The cumbersome and sometimes slow counting of an expected record number of mail-in ballots — especially in some crucial swing states — could delay results and open the door to challenges in this year’s elections.
In 13 states and the District of Columbia, including the closely contested battlegrounds of Pennsylvania and Michigan, election officials can’t start processing absentee ballots until Election Day, and in three more states they can’t start until the polls close. With millions of such ballots anticipated, that’s a daunting, if not impossible, task to perform quickly.
And with many more voters using mail-in ballots for the first time, mistakes such as failing to sign the envelope or sending it too late likely will lead to a larger share of rejected ballots.
The possible result: vote counts that aren’t complete for days or even weeks, creating an opportunity for candidates, parties, members of the media or others to sow doubts about the legitimacy of the process.
Election officials and lawmakers in some states, including Michigan and Pennsylvania, are trying to alter counting procedures to avoid that outcome.
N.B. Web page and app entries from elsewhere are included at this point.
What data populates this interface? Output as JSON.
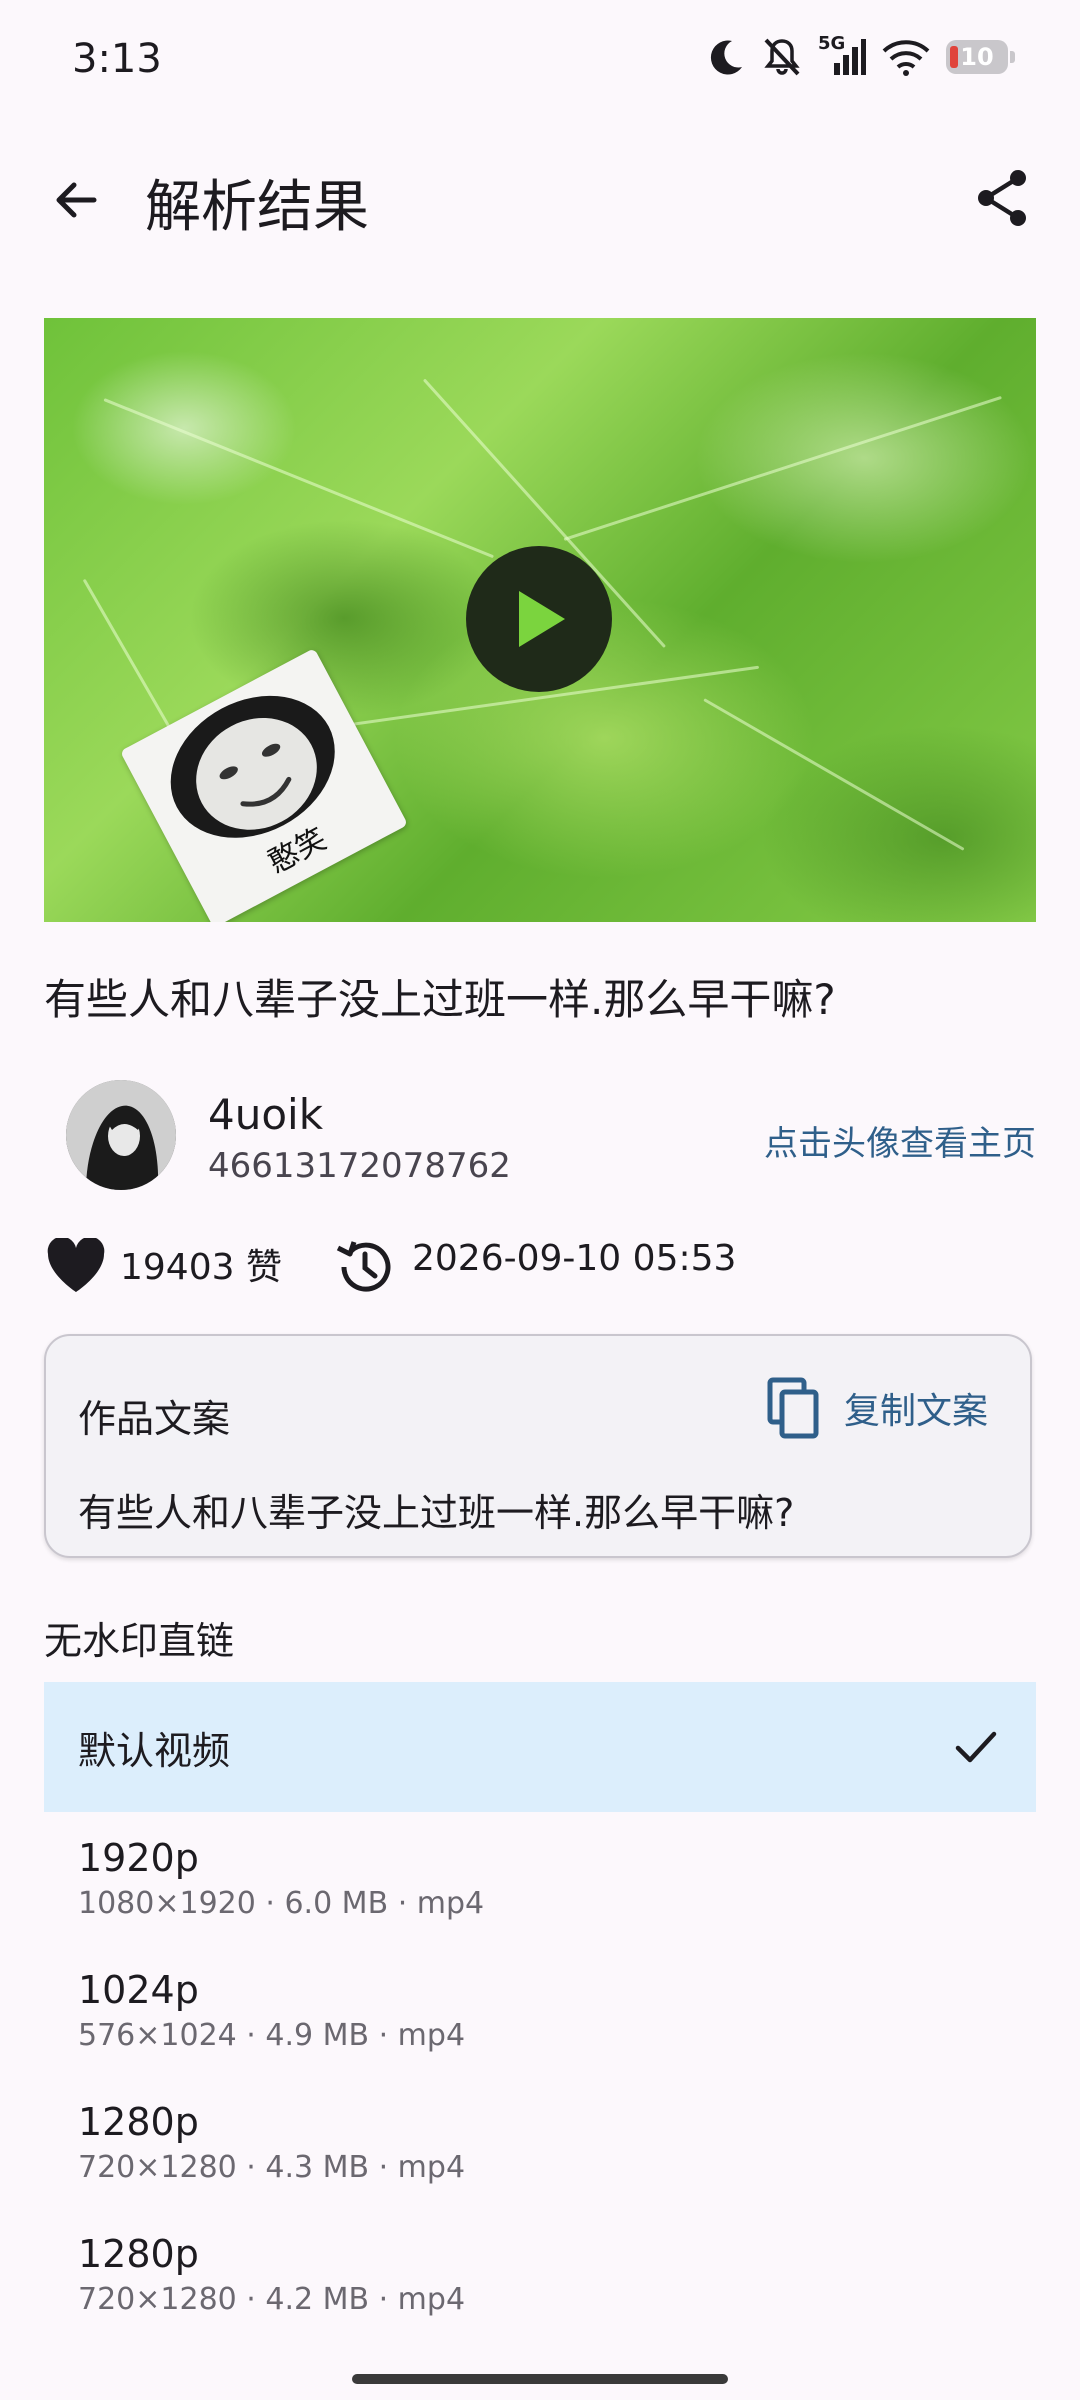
{
  "status_bar": {
    "time": "3:13",
    "network": "5G",
    "battery": "10",
    "icons": [
      "moon-icon",
      "mute-icon",
      "signal-icon",
      "wifi-icon",
      "battery-icon"
    ]
  },
  "app_bar": {
    "title": "解析结果",
    "back_icon": "back-arrow-icon",
    "share_icon": "share-icon"
  },
  "media": {
    "meme_caption": "憨笑",
    "play_icon": "play-icon"
  },
  "post": {
    "title": "有些人和八辈子没上过班一样.那么早干嘛?",
    "author_name": "4uoik",
    "author_id": "46613172078762",
    "author_link": "点击头像查看主页",
    "likes": "19403 赞",
    "time": "2026-09-10 05:53"
  },
  "caption_card": {
    "label": "作品文案",
    "copy_label": "复制文案",
    "text": "有些人和八辈子没上过班一样.那么早干嘛?"
  },
  "links": {
    "section_label": "无水印直链",
    "items": [
      {
        "label": "默认视频",
        "selected": true
      },
      {
        "label": "1920p",
        "detail": "1080×1920 · 6.0 MB · mp4"
      },
      {
        "label": "1024p",
        "detail": "576×1024 · 4.9 MB · mp4"
      },
      {
        "label": "1280p",
        "detail": "720×1280 · 4.3 MB · mp4"
      },
      {
        "label": "1280p",
        "detail": "720×1280 · 4.2 MB · mp4"
      }
    ]
  },
  "colors": {
    "background": "#fcf8fc",
    "accent": "#2f5f8a",
    "selected_bg": "#dceefc"
  }
}
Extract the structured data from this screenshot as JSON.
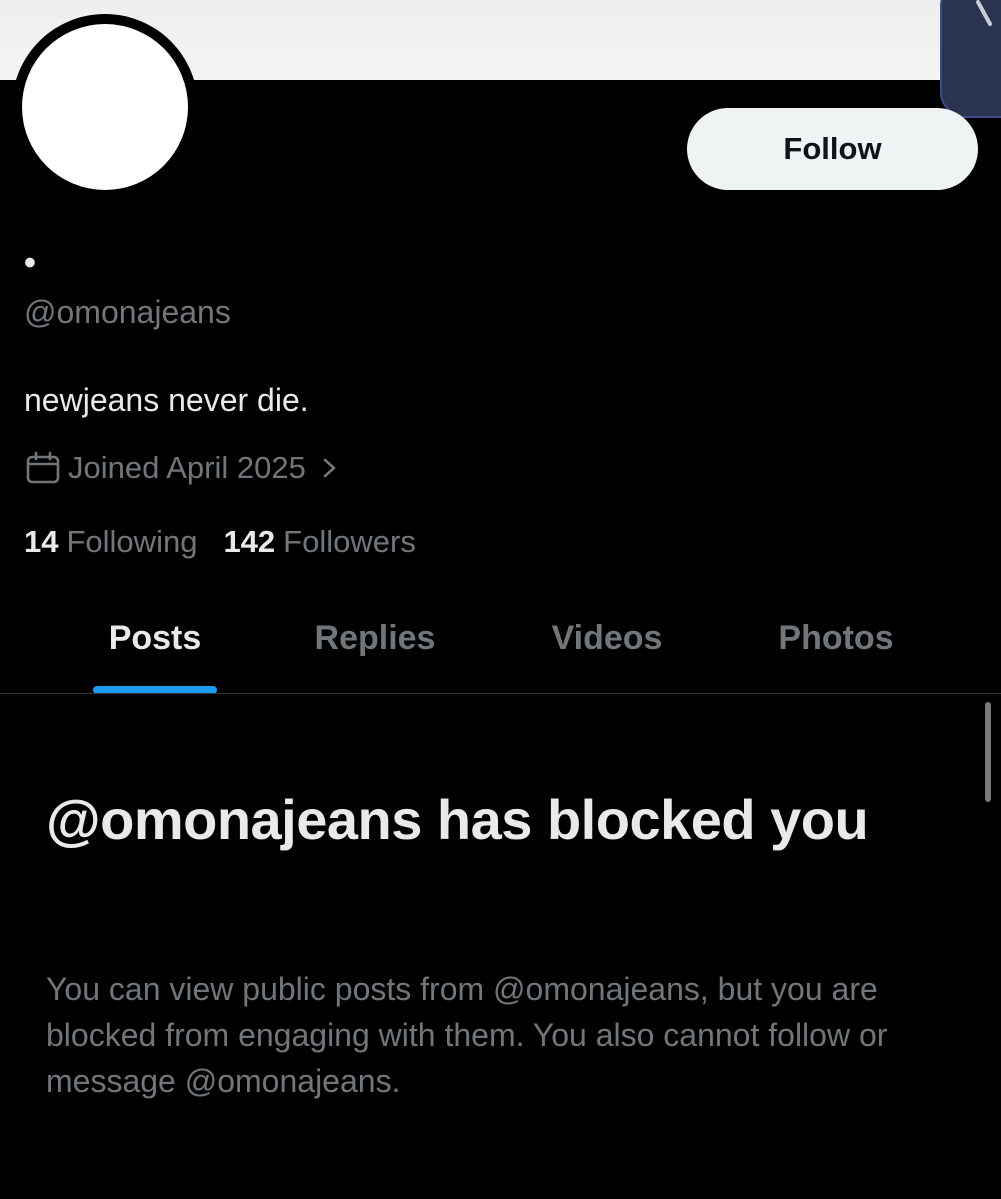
{
  "profile": {
    "display_name": "•",
    "handle": "@omonajeans",
    "bio": "newjeans never die.",
    "joined": "Joined April 2025",
    "following_count": "14",
    "following_label": "Following",
    "followers_count": "142",
    "followers_label": "Followers"
  },
  "actions": {
    "follow_label": "Follow"
  },
  "tabs": [
    {
      "label": "Posts",
      "active": true
    },
    {
      "label": "Replies",
      "active": false
    },
    {
      "label": "Videos",
      "active": false
    },
    {
      "label": "Photos",
      "active": false
    }
  ],
  "blocked": {
    "title": "@omonajeans has blocked you",
    "message": "You can view public posts from @omonajeans, but you are blocked from engaging with them. You also cannot follow or message @omonajeans."
  },
  "colors": {
    "background": "#000000",
    "text_primary": "#e7e9ea",
    "text_secondary": "#71767b",
    "accent": "#1d9bf0",
    "follow_button_bg": "#eff3f4"
  },
  "icons": [
    "calendar-icon",
    "chevron-right-icon",
    "menu-icon"
  ]
}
But time is running short to alter the rules, and changing election procedures on the fly may create confusion.